Albeit a disappointment after the tricksy psychodynamics of her last outing, ‘How I Killed My Father’, writer-director Anne Fontaine’s latest provides just as provocatively askance a view of French bourgeois mores and marriage. The marriage is that between elegant Parisienne gynaecologist Catherine (Fanny Ardant, in one of her most controlled and impressive roles in years) and the often absent Bernard (Gerard Dépardieu, exhibiting his now trademark lazy sufficiency), whom Catherine suspects of adultery. Employing prostitute Marlene (Emmanuelle Béart) to contact her husband, seduce him and report back, Catherine finds herself in a bizarre and complicated situation. As well as encouraging his further infidelity, she awakens her own sexuality and exercises new control by listening to Marlene and indulging in a perverse sexual relationship by proxy with her own husband. However, she also has to take on board the risk of the deception and the anxiety concerning Marlene’s own emotions and intentions.

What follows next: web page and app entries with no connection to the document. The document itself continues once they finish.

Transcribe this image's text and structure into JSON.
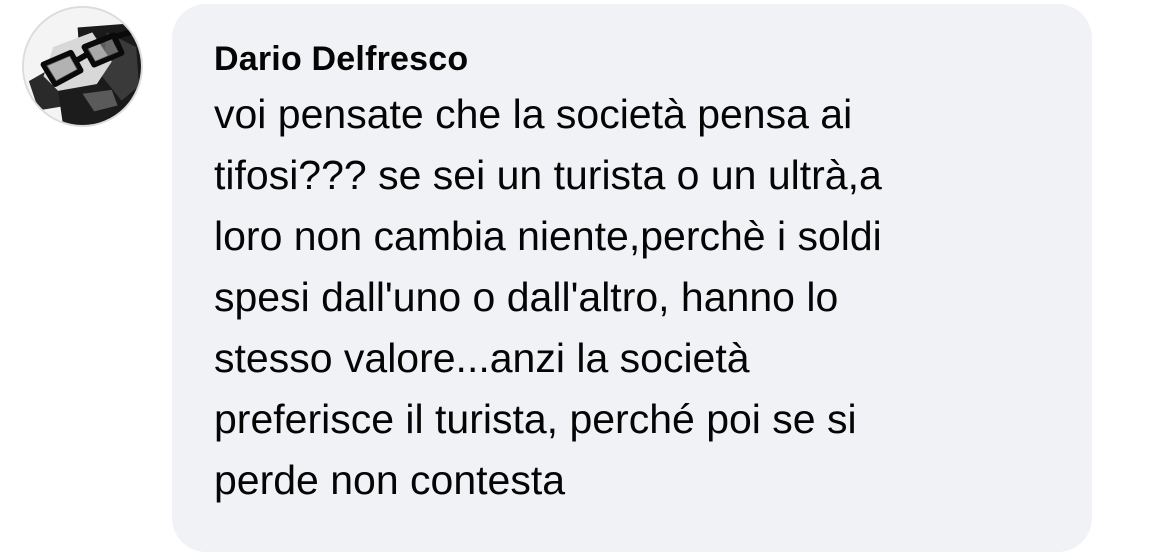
{
  "comment": {
    "avatar_icon": "user-photo-avatar",
    "author": "Dario Delfresco",
    "lines": [
      "voi pensate che la società pensa ai",
      "tifosi??? se sei un turista o un ultrà,a",
      "loro non cambia niente,perchè i soldi",
      "spesi dall'uno o dall'altro, hanno lo",
      "stesso valore...anzi la società",
      "preferisce il turista, perché poi se si",
      "perde non contesta"
    ]
  },
  "colors": {
    "bubble_background": "#f0f2f5",
    "text": "#050505",
    "page_background": "#ffffff"
  }
}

This all sounds more intriguing on paper – I hope – than it proves to be on screen. Fontaine is evidently keen to avoid salaciousness, to the extent that she seems limited in her ability to enjoy the visual erotica offered by the film’s discreetly upmarket, modern brothels. Much activity is observed through glass, whereby the voyeuristic urge is acknowledged and coolly aestheticised; sex is reported speech. Béart’s performance is key; her dark horse begins to provide a dangerous frisson, but one begging a cumulatively more necessary twist. Remarkably, Fontaine’s keenly directed movie contrives to be simultaneously inscrutable and predictable.